Discussion in 'Real Estate' started by robmillion, 13th Jan, 2010.

  1. robmillion

    robmillion Member

    13th Jun, 2009
    Melbourne, Vic
    Hi All,

    I recently put a deposit on a block of land that has a 4.5m easement at the rear (running across the full width of the block). I spoke to South East Water and was advised that with a permit we can build up to 3.2m off the back fence.

    Does anyone have any advice or experience dealing with building over an easement?
  2. Wendy Bergsma

    Wendy Bergsma New Member

    26th May, 2008
    Yes, i have just finished a subdivision development where there was a 3.5mtr Sewer easement right down the length of the property.

    Really it depends what the easement is for, i.e. sewer, water, power etc, and what the local or state authority's rules and regulations are concerning that particular easement.

    Before purchasing the property, you should research exactly what the easement is for and what the specific building regulations are for that easement.

    In the case of an easement across the back of the property, it might not even come into play, as the council building codes bounday set backs might be wider than the actual easement. That is, building codes for the area in which your block of land is might require at least a 4.5 metre set back from the rear fence ? if this is the case, you cant build on it anyway.
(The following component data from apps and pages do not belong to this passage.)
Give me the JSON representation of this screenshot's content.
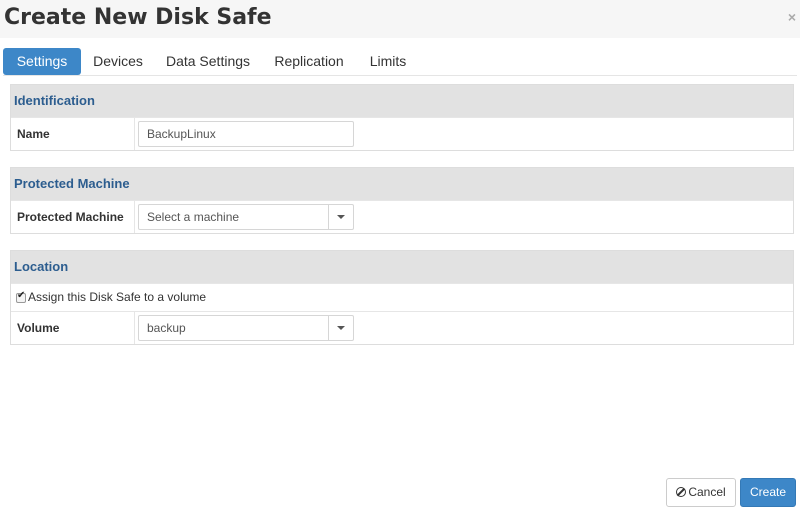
{
  "dialog": {
    "title": "Create New Disk Safe",
    "close_label": "×"
  },
  "tabs": [
    {
      "label": "Settings",
      "active": true
    },
    {
      "label": "Devices",
      "active": false
    },
    {
      "label": "Data Settings",
      "active": false
    },
    {
      "label": "Replication",
      "active": false
    },
    {
      "label": "Limits",
      "active": false
    }
  ],
  "identification": {
    "header": "Identification",
    "name_label": "Name",
    "name_value": "BackupLinux"
  },
  "protected_machine": {
    "header": "Protected Machine",
    "label": "Protected Machine",
    "selected": "Select a machine"
  },
  "location": {
    "header": "Location",
    "assign_label": "Assign this Disk Safe to a volume",
    "assign_checked": true,
    "volume_label": "Volume",
    "volume_selected": "backup"
  },
  "footer": {
    "cancel_label": "Cancel",
    "create_label": "Create"
  },
  "colors": {
    "accent": "#3d87c8",
    "section_title": "#2c5d8f",
    "section_header_bg": "#e2e2e2"
  },
  "icons": {
    "close": "close-icon",
    "cancel": "ban-icon",
    "dropdown": "chevron-down-icon",
    "check": "check-icon"
  }
}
    My advise to you is firstly find out from your local council what the building setbacks are from the rear boundary and you might find that the easement does not even come into play.

    In the case of the Sewer easement, the whole point of the easement is so that the Water Authority can have access to their underground services at any time, should the service need to be repaired etc. So you would never be silly enough to build an actual building over it, (no would you be approved) but a carport with a paved hardstand for example would probably be okay as they can still access underground if need be by removing the pavers. Alternatively a garden shed would probably fit into the same scenario, just as long as you are prepared to move it if required.

    If you want any further information, just ask and I'll see if I can help,

  3. KateMelb

    KateMelb Active Member

    17th Apr, 2010
    Melbourne, Victoria
    If there is an alternative access point to the easement (e.g. via a sidestreet if you're on a corner block) then you can build over it. The water company can advise about access points.
  4. rambada

    rambada Well-Known Member

    5th Sep, 2005
    All of the above and also, some easements can be moved. We found this out on a development after council approval, etc. So it wasn't viable to start planning approval again.
    The cost of relocating the easement (sewer from memory) was minimal in relation to the development and the ability to build where we really wanted to would have given us a markedly larger profit.
    The lesson is to do lots of research, and no doesn't neccesarily mean no. Just ask the a different question.